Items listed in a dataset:
------------------------------------------------------------------------

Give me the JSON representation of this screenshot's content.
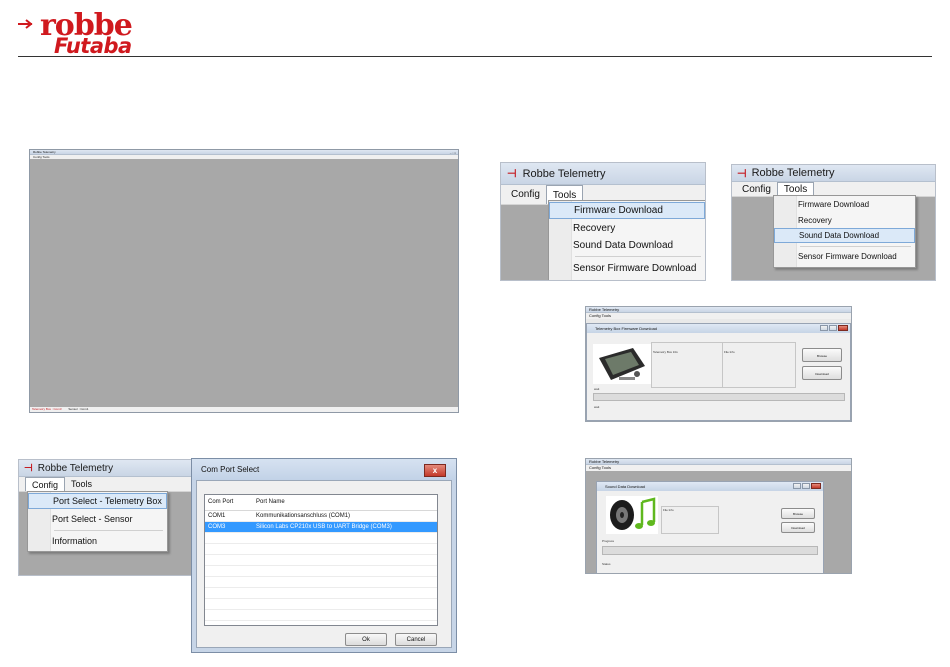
{
  "logo": {
    "line1": "robbe",
    "line2": "Futaba",
    "color": "#d0191e"
  },
  "app_title": "Robbe Telemetry",
  "main_window": {
    "title": "Robbe Telemetry",
    "menu": [
      "Config",
      "Tools"
    ],
    "status": {
      "left": "Telemetry Box : Com3",
      "right": "Sensor : Com1"
    }
  },
  "tools_menu_1": {
    "title": "Robbe Telemetry",
    "menu": [
      "Config",
      "Tools"
    ],
    "items": [
      "Firmware Download",
      "Recovery",
      "Sound Data Download",
      "Sensor Firmware Download"
    ],
    "highlighted": "Firmware Download"
  },
  "tools_menu_2": {
    "title": "Robbe Telemetry",
    "menu": [
      "Config",
      "Tools"
    ],
    "items": [
      "Firmware Download",
      "Recovery",
      "Sound Data Download",
      "Sensor Firmware Download"
    ],
    "highlighted": "Sound Data Download"
  },
  "config_menu": {
    "title": "Robbe Telemetry",
    "menu": [
      "Config",
      "Tools"
    ],
    "items": [
      "Port Select - Telemetry Box",
      "Port Select - Sensor",
      "Information"
    ],
    "highlighted": "Port Select - Telemetry Box"
  },
  "com_dialog": {
    "title": "Com Port Select",
    "close": "x",
    "headers": [
      "Com Port",
      "Port Name"
    ],
    "rows": [
      [
        "COM1",
        "Kommunikationsanschluss (COM1)"
      ],
      [
        "COM3",
        "Silicon Labs CP210x USB to UART Bridge (COM3)"
      ]
    ],
    "selected_row": 1,
    "ok": "Ok",
    "cancel": "Cancel"
  },
  "firmware_window": {
    "app_title": "Robbe Telemetry",
    "menu": [
      "Config",
      "Tools"
    ],
    "title": "Telemetry Box Firmware Download",
    "box_info": "Telemetry Box Info",
    "file_info": "File Info",
    "browse": "Browse",
    "download": "Download",
    "wait1": "wait",
    "wait2": "wait"
  },
  "sound_window": {
    "app_title": "Robbe Telemetry",
    "menu": [
      "Config",
      "Tools"
    ],
    "title": "Sound Data Download",
    "file_info": "File Info",
    "browse": "Browse",
    "download": "Download",
    "progress": "Progress",
    "status": "Status"
  }
}
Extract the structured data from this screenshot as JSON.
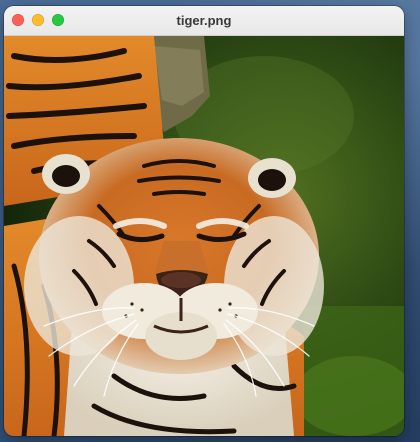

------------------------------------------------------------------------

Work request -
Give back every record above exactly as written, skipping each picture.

Exercise response -
Give me the JSON representation of this screenshot's content.
{
  "logo": {
    "line1": "robbe",
    "line2": "Futaba",
    "color": "#d0191e"
  },
  "app_title": "Robbe Telemetry",
  "main_window": {
    "title": "Robbe Telemetry",
    "menu": [
      "Config",
      "Tools"
    ],
    "status": {
      "left": "Telemetry Box : Com3",
      "right": "Sensor : Com1"
    }
  },
  "tools_menu_1": {
    "title": "Robbe Telemetry",
    "menu": [
      "Config",
      "Tools"
    ],
    "items": [
      "Firmware Download",
      "Recovery",
      "Sound Data Download",
      "Sensor Firmware Download"
    ],
    "highlighted": "Firmware Download"
  },
  "tools_menu_2": {
    "title": "Robbe Telemetry",
    "menu": [
      "Config",
      "Tools"
    ],
    "items": [
      "Firmware Download",
      "Recovery",
      "Sound Data Download",
      "Sensor Firmware Download"
    ],
    "highlighted": "Sound Data Download"
  },
  "config_menu": {
    "title": "Robbe Telemetry",
    "menu": [
      "Config",
      "Tools"
    ],
    "items": [
      "Port Select - Telemetry Box",
      "Port Select - Sensor",
      "Information"
    ],
    "highlighted": "Port Select - Telemetry Box"
  },
  "com_dialog": {
    "title": "Com Port Select",
    "close": "x",
    "headers": [
      "Com Port",
      "Port Name"
    ],
    "rows": [
      [
        "COM1",
        "Kommunikationsanschluss (COM1)"
      ],
      [
        "COM3",
        "Silicon Labs CP210x USB to UART Bridge (COM3)"
      ]
    ],
    "selected_row": 1,
    "ok": "Ok",
    "cancel": "Cancel"
  },
  "firmware_window": {
    "app_title": "Robbe Telemetry",
    "menu": [
      "Config",
      "Tools"
    ],
    "title": "Telemetry Box Firmware Download",
    "box_info": "Telemetry Box Info",
    "file_info": "File Info",
    "browse": "Browse",
    "download": "Download",
    "wait1": "wait",
    "wait2": "wait"
  },
  "sound_window": {
    "app_title": "Robbe Telemetry",
    "menu": [
      "Config",
      "Tools"
    ],
    "title": "Sound Data Download",
    "file_info": "File Info",
    "browse": "Browse",
    "download": "Download",
    "progress": "Progress",
    "status": "Status"
  }
}
Extract the structured data from this screenshot as JSON.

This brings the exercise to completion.